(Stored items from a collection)
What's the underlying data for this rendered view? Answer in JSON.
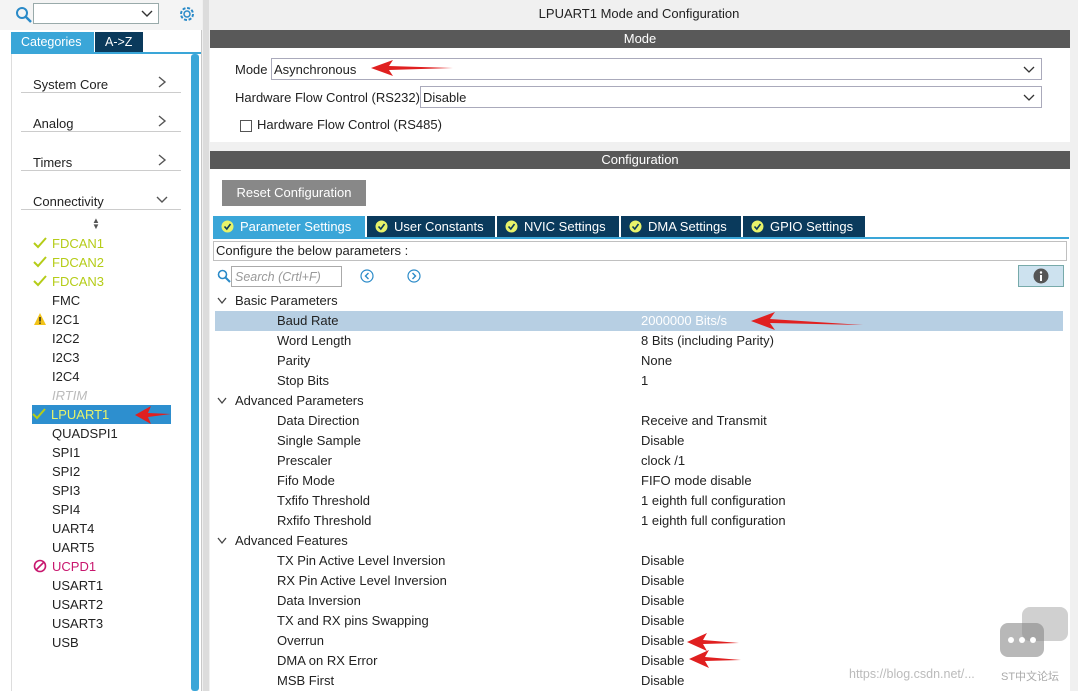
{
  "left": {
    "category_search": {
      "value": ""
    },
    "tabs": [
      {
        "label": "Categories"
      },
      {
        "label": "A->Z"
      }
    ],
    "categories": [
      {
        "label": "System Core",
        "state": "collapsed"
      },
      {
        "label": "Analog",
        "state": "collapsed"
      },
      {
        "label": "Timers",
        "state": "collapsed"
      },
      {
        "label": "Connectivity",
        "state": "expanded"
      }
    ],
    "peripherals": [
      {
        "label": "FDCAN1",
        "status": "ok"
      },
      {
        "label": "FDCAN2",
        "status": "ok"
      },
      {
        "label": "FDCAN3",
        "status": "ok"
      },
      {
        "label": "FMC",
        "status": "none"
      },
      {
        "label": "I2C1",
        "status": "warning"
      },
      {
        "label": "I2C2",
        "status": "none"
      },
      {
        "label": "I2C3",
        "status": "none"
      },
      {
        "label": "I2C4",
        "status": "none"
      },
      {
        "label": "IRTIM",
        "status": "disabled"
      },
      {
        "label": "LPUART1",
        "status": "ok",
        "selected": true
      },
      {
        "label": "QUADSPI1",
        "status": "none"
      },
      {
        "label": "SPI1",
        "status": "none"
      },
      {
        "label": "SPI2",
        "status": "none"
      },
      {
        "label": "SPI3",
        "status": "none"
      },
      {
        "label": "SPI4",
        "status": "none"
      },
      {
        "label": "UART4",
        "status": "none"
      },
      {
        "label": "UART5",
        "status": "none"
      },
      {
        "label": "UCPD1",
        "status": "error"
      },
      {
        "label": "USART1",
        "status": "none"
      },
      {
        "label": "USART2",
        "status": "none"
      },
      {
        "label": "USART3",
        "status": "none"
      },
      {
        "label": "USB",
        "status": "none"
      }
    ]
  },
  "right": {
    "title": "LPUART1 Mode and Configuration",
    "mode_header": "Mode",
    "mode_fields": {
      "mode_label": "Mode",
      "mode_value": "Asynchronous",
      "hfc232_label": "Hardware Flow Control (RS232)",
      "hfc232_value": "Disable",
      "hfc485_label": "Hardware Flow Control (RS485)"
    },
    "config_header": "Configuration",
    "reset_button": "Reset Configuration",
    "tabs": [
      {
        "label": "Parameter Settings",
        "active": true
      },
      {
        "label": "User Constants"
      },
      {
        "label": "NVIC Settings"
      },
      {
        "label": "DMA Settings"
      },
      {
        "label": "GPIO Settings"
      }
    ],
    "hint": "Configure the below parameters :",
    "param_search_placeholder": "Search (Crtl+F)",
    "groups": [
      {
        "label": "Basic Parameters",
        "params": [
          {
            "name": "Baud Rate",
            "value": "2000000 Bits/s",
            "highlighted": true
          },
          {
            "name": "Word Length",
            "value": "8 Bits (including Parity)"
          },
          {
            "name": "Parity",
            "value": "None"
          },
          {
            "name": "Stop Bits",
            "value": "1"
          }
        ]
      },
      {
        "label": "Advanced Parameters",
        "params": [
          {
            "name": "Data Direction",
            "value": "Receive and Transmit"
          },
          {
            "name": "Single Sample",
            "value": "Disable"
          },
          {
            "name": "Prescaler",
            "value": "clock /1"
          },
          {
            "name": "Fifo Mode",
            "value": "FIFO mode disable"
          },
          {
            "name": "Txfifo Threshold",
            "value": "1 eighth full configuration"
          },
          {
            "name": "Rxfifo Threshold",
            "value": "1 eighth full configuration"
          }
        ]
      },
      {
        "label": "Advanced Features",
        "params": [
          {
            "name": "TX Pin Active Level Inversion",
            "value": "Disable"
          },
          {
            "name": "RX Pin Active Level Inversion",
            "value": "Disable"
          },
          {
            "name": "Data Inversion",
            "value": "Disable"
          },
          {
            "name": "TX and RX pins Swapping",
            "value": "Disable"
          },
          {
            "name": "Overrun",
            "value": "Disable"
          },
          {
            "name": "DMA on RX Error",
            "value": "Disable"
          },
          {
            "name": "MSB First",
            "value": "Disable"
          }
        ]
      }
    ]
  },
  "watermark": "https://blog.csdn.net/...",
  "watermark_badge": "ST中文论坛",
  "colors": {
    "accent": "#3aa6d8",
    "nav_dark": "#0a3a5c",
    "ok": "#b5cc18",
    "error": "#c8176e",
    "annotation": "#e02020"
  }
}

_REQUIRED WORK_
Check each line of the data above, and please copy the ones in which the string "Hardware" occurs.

_OUTPUT_
      "hfc232_label": "Hardware Flow Control (RS232)",
      "hfc485_label": "Hardware Flow Control (RS485)"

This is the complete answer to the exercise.